Whilst take-up is below the rolling five-year average, the Q3 take-up of 99,505 sq ft is approaching pre-Covid levels.
CBRE NI managing director Brian Lavery said the UK Government’s mini-budget negatively impacted commercial property in the third quarter by creating “huge uncertainty in the financial markets”.
“In Northern Ireland, we now have close to £200m of commercial investment stock on the market and the success or failure of these sales will determine the final quarter in terms of performance.”
He added: “The increase in interest rates and funding costs will invariably impact on yields. However, we do expect assets with good property fundamentals, including lease, tenant covenant and ESG credentials, to be impacted less in terms of value than most secondary assets.
“We also expect to see increased interest from international investors and potentially US outbound capital seeking to take advantage of the exchange rate arbitrage during the next quarter.”
The real estate specialist expects the office sector to continue to grow in the fourth quarter, with the recent launch of Olympic House in Titanic Quarter, Belfast Harbour’s City Quays 3, The Ewart and the completion of Paper Exchange early in 2023.
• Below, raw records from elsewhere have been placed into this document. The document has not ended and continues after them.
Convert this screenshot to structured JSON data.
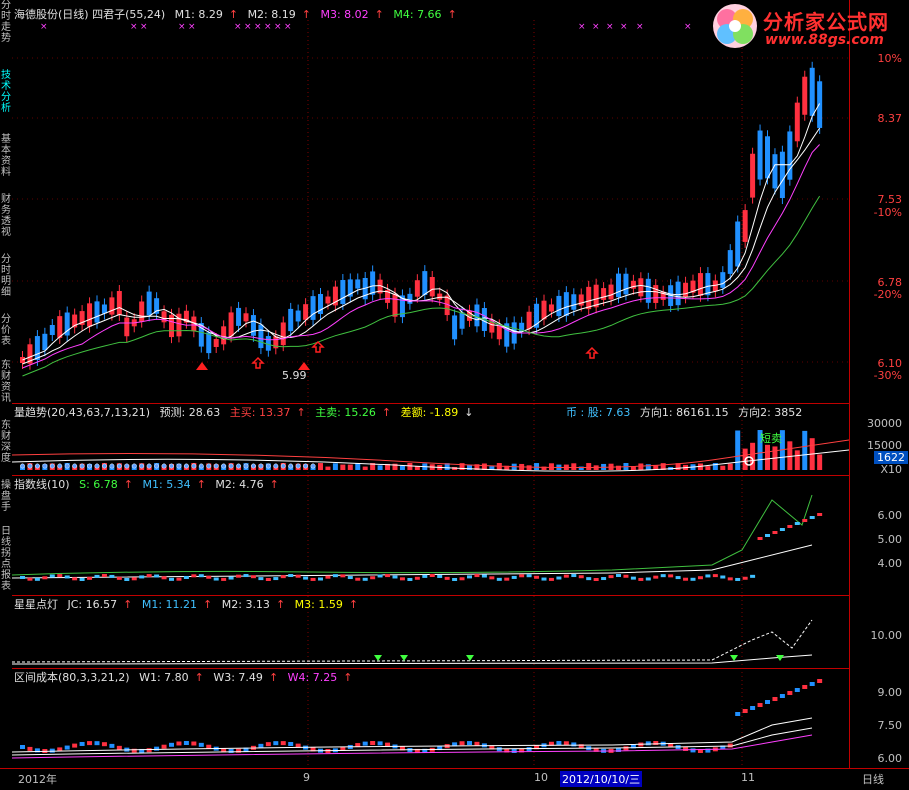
{
  "left_tabs": [
    "分时走势",
    "技术分析",
    "基本资料",
    "财务透视",
    "分时明细",
    "分价表",
    "东财资讯",
    "东财深度",
    "操盘手",
    "日线拐点报表"
  ],
  "panel1": {
    "title": "海德股份(日线) 四君子(55,24)",
    "m1": "M1: 8.29",
    "m2": "M2: 8.19",
    "m3": "M3: 8.02",
    "m4": "M4: 7.66",
    "axis": [
      {
        "v": "10%",
        "pct": true
      },
      {
        "v": "8.37",
        "pct": false
      },
      {
        "v": "7.53",
        "pct": false
      },
      {
        "v": "-10%",
        "pct": true
      },
      {
        "v": "6.78",
        "pct": false
      },
      {
        "v": "-20%",
        "pct": true
      },
      {
        "v": "6.10",
        "pct": false
      },
      {
        "v": "-30%",
        "pct": true
      }
    ],
    "low_label": "5.99"
  },
  "panel2": {
    "title": "量趋势(20,43,63,7,13,21)",
    "forecast": "预测: 28.63",
    "buy": "主买: 13.37",
    "sell": "主卖: 15.26",
    "diff": "差额: -1.89",
    "currency": "币 : 股: 7.63",
    "dir1": "方向1: 86161.15",
    "dir2": "方向2: 3852",
    "note": "短卖",
    "axis": [
      "30000",
      "15000",
      "1622",
      "X10"
    ]
  },
  "panel3": {
    "title": "指数线(10)",
    "s": "S: 6.78",
    "m1": "M1: 5.34",
    "m2": "M2: 4.76",
    "axis": [
      "6.00",
      "5.00",
      "4.00"
    ]
  },
  "panel4": {
    "title": "星星点灯",
    "jc": "JC: 16.57",
    "m1": "M1: 11.21",
    "m2": "M2: 3.13",
    "m3": "M3: 1.59",
    "axis": [
      "10.00"
    ]
  },
  "panel5": {
    "title": "区间成本(80,3,3,21,2)",
    "w1": "W1: 7.80",
    "w3": "W3: 7.49",
    "w4": "W4: 7.25",
    "axis": [
      "9.00",
      "7.50",
      "6.00"
    ]
  },
  "bottom": {
    "dates": [
      "2012年",
      "9",
      "10",
      "2012/10/10/三",
      "11"
    ],
    "period": "日线"
  },
  "logo": {
    "line1": "分析家公式网",
    "line2": "www.88gs.com"
  },
  "colors": {
    "up": "#ff3040",
    "down": "#2090ff",
    "bg": "#000000",
    "grid": "#c00000"
  }
}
Demand has been boosted by companies seeking high quality, energy efficient offices – to meet ESG credentials, provide better spaces for clients and help them attract and retain staff – and Belfast has brought some impressive Grade A offices to the market.
CBRE NI said the number of buildings under offer and deals agreed will ensure healthy take-up in Q4 and into 2023.
Meanwhile, lettings across retail, industrial and hotels have remained active over Q3.
Demand for industrial and logistics space continues to attract much interest and, with limited space available, good quality accommodation is letting or selling quickly.
Year-to-date figures confirm that approximately 900,000 sq ft has been let or sold across Northern Ireland, with Global Point in Newtownabbey close to capacity following planning approval for the new Ardagh Metal Packaging factory and the Sensata facility.
Challenges remain in the local retail market, although Belfast city centre has experienced positive activity, with a number of units agreed for lease.
Gilly Hicks, owned by Abercrombie and Fitch, opened its first standalone Ireland store at Victoria Square and Sweaty Betty is due to open at the end of this month. In addition, Nike is seeking 6,000 to 8,000 sq ft.
November’s long-awaited Primark reopening is expected to provide a massive boost in the run up to Christmas, while the opening of Ulster University’s Belfast campus should also bolster footfall in the city’s core retail area.
Starbucks, Tim Hortons, Caffè Nero and Greggs are continuing to expand, as is grocer Lidl, which opened a new store at Castlereagh Road.
The report said the hotel market saw a strong summer of trading, with the return of international tourism and large scale music events, including Belsonic and EMERGE Music Festival, increasing leisure demand. Corporate activity was also stronger over the past few months.